* TASK INPUT *
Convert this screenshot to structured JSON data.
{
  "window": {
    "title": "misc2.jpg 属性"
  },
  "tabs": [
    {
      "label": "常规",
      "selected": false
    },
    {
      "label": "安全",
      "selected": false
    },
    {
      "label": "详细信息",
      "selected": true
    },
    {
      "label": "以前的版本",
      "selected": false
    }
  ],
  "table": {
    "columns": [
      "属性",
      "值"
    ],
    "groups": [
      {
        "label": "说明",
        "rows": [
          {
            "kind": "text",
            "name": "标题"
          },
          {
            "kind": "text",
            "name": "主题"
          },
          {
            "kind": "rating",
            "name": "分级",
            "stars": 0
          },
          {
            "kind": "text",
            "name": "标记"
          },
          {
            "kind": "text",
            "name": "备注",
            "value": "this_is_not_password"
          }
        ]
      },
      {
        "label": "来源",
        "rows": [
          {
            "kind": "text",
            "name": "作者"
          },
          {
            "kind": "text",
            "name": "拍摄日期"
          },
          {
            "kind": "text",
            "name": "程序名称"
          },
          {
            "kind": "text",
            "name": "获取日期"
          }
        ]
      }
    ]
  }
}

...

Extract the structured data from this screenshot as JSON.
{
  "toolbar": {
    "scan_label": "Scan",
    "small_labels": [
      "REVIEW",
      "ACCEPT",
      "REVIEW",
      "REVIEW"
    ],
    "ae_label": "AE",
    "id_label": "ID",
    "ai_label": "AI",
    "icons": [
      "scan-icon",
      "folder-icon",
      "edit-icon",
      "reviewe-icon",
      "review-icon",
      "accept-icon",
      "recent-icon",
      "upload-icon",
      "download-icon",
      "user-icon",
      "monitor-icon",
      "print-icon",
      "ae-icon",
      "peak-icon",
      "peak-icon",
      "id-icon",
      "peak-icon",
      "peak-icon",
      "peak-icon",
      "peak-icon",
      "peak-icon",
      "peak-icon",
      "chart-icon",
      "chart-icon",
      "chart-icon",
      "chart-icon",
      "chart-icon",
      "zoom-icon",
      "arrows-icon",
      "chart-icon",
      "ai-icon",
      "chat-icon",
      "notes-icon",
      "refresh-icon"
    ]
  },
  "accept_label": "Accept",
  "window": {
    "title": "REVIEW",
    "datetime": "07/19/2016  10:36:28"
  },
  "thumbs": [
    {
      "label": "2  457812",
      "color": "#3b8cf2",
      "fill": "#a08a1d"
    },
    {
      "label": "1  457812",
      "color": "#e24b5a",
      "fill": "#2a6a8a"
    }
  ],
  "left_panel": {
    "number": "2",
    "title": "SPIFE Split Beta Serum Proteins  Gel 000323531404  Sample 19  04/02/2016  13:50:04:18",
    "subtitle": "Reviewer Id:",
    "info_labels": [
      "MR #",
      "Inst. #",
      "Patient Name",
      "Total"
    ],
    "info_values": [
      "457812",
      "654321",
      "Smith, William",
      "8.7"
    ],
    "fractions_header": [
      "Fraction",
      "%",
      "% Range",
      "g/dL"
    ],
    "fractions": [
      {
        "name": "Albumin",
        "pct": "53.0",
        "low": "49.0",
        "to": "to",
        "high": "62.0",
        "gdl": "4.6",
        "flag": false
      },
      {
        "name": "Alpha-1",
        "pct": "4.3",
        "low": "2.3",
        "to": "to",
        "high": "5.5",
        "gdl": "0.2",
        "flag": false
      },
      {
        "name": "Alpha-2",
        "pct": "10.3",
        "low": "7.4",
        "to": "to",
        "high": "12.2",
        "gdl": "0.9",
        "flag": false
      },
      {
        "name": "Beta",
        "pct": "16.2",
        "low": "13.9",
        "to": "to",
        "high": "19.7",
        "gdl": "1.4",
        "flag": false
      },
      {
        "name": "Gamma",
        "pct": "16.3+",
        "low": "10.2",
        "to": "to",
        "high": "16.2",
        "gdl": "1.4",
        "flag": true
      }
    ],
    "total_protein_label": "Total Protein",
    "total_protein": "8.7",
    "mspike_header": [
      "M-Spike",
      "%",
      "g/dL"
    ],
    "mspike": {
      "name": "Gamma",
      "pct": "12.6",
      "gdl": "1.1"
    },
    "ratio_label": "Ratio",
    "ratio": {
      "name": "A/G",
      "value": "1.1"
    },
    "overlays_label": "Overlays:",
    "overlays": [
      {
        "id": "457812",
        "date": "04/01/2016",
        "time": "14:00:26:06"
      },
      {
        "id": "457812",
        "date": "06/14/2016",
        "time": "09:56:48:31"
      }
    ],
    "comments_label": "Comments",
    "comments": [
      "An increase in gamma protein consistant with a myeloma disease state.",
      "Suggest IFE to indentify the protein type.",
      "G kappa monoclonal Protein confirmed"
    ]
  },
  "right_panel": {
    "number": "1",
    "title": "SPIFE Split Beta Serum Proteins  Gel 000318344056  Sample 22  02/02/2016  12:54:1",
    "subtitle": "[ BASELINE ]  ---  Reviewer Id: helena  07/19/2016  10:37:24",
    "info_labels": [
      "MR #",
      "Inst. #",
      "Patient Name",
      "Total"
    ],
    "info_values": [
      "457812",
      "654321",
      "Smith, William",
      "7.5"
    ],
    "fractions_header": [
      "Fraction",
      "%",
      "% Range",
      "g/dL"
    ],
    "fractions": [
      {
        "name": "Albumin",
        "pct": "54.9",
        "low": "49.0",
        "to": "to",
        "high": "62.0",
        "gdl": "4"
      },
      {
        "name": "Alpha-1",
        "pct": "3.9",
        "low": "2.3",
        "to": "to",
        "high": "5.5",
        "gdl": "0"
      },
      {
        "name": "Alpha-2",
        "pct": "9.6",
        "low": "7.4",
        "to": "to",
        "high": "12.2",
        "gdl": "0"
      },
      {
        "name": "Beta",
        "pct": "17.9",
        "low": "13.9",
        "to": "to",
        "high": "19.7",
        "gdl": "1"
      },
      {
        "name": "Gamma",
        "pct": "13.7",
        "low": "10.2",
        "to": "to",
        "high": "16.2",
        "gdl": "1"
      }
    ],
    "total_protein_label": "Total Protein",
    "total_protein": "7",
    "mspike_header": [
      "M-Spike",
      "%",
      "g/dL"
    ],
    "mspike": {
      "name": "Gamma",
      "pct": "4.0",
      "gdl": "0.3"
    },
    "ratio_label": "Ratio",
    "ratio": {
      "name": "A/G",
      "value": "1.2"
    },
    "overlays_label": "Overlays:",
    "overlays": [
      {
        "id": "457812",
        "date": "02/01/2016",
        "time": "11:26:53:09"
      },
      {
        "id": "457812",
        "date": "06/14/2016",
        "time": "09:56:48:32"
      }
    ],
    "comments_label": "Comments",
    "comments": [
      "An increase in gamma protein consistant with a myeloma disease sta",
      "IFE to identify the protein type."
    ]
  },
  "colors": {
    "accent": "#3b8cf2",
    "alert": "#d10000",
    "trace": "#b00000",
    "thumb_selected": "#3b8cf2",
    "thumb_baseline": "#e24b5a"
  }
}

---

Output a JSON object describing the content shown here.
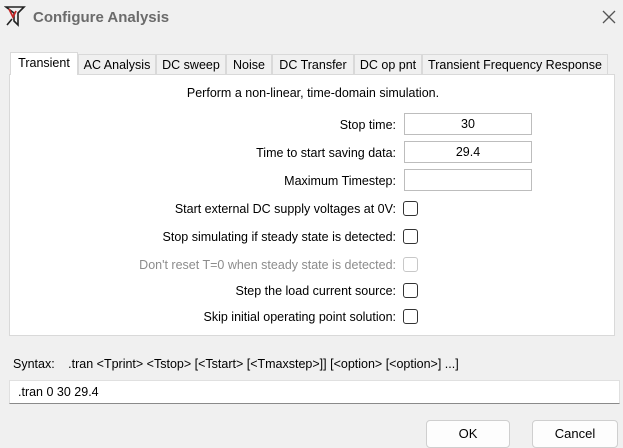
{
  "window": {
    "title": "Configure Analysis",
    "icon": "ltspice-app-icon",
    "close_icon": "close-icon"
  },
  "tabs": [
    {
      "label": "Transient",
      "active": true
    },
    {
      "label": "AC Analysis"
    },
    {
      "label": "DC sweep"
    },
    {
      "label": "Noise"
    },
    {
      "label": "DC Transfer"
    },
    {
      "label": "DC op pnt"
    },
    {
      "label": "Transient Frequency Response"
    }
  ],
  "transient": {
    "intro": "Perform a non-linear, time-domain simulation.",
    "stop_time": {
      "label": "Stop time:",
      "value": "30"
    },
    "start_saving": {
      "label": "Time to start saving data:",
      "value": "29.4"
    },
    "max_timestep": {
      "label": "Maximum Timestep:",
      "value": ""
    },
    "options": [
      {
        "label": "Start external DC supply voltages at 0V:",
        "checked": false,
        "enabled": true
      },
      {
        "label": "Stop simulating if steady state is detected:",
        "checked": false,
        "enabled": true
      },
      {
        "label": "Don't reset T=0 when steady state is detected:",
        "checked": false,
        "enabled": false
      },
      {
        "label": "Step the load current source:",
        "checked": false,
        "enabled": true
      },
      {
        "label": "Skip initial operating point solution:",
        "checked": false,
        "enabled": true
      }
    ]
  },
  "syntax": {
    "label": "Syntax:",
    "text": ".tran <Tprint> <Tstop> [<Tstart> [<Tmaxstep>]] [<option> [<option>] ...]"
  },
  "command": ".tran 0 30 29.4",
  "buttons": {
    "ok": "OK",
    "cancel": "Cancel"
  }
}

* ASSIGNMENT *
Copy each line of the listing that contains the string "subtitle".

* OUTPUT BELOW *
    "subtitle": "Reviewer Id:",
    "subtitle": "[ BASELINE ]  ---  Reviewer Id: helena  07/19/2016  10:37:24",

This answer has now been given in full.